After only four hours of deliberation Wednesday, the six-member jury unanimously ruled against Florida financial adviser Michael C. Furman, 39, on six fraud counts in a civil case brought against him by the U.S. Securities and Exchange Commission. Furman, who the SEC said raised money for Par Funding, was also found liable on a seventh count for selling an unregistered security.
Furman will now join the founders of Par Funding and well-known King of Prussia financial salesman Dean Vagnozzi and other defendants in having to pay back millions to 1,200 investors who put nearly $500 million into lender Par Funding.
Soon, U.S. District Court Judge Rodolfo Ruiz III, sitting in Fort Lauderdale, will decide how much precisely each defendant will have to pay in investors’ money, interest, and fines. Ruiz should carve up the money in March.
The other defendants agreed late last month to drop their opposition to the SEC lawsuit and go right to the computation of how much they will have to pay.
In a sweeping lawsuit brought in 2020, the U.S. Securities and Exchange Commission said Par Funding, Vagnozzi, Furman, and other defendants hid the fact that one of the lending firm’s founders, Joseph W. LaForte, had served prison time for past financial crimes.
SEC trial counsel Amie Riggle Berlin said they also misled investors about Par Funding’ reckless lending, high defaults on the money it lent, lack of business insurance, and history of regulatory troubles and fines. The firm loaned money to smaller businesses at high interests, saying this in turn permitted it to promise generous payments to investors.
A court-appointed receiver has already swooped in to take control of about $150 million in cash, cars, boats, artwork, and high-end real estate owned by the Par Funding defendants, squirrelling it away for a big payback.
In addition, Par did pay more than $200 million to investors. Plus, the receiver has also tried to keep pressing Par Funding’s borrowers for their loan payments. Still, at some point, there may be a day of reckoning in which investors will know the size of any losses.
Furman, based in West Palm Beach, was one of the smaller drummers raising money. The SEC said he helped steer $10 million into Par Funding; his lawyers put the figure at $6 million.
Berlin, the SEC lawyer, declined to comment on her win. Gurbir S. Grewal, the SEC director of enforcement in Washington, D.C, said in a statement that the “verdict underscores that the commission will continue to pursue those who violate the federal securities laws and victimize investors.”
Zachary Hyman, one of Furman’s lawyers, said that Furman was considering an appeal.
“We are disappointed in the results of the trial,”Hyman said, adding, “The court limited what we could present to the jury in a very significant way.”

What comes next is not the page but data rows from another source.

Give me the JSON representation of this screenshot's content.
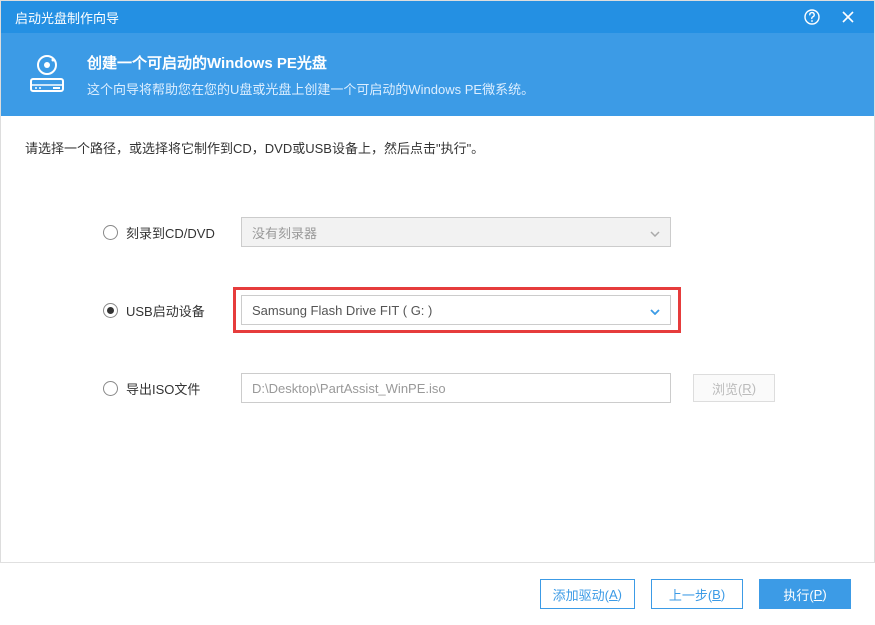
{
  "titlebar": {
    "title": "启动光盘制作向导"
  },
  "header": {
    "title": "创建一个可启动的Windows PE光盘",
    "subtitle": "这个向导将帮助您在您的U盘或光盘上创建一个可启动的Windows PE微系统。"
  },
  "instructions": "请选择一个路径，或选择将它制作到CD，DVD或USB设备上，然后点击\"执行\"。",
  "options": {
    "cddvd": {
      "label": "刻录到CD/DVD",
      "value": "没有刻录器"
    },
    "usb": {
      "label": "USB启动设备",
      "value": "Samsung Flash Drive FIT ( G: )"
    },
    "iso": {
      "label": "导出ISO文件",
      "value": "D:\\Desktop\\PartAssist_WinPE.iso",
      "browse_prefix": "浏览(",
      "browse_key": "R",
      "browse_suffix": ")"
    }
  },
  "footer": {
    "add_driver_prefix": "添加驱动(",
    "add_driver_key": "A",
    "add_driver_suffix": ")",
    "prev_prefix": "上一步(",
    "prev_key": "B",
    "prev_suffix": ")",
    "exec_prefix": "执行(",
    "exec_key": "P",
    "exec_suffix": ")"
  }
}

Par Funding was owned in part by Joseph LaForte and his wife, Lisa McElhone. LaForte was convicted of two financial crimes before starting Par Funding, and served two prison terms. LaForte is also awaiting a criminal trial on charges of illegal possession of firearms by a felon.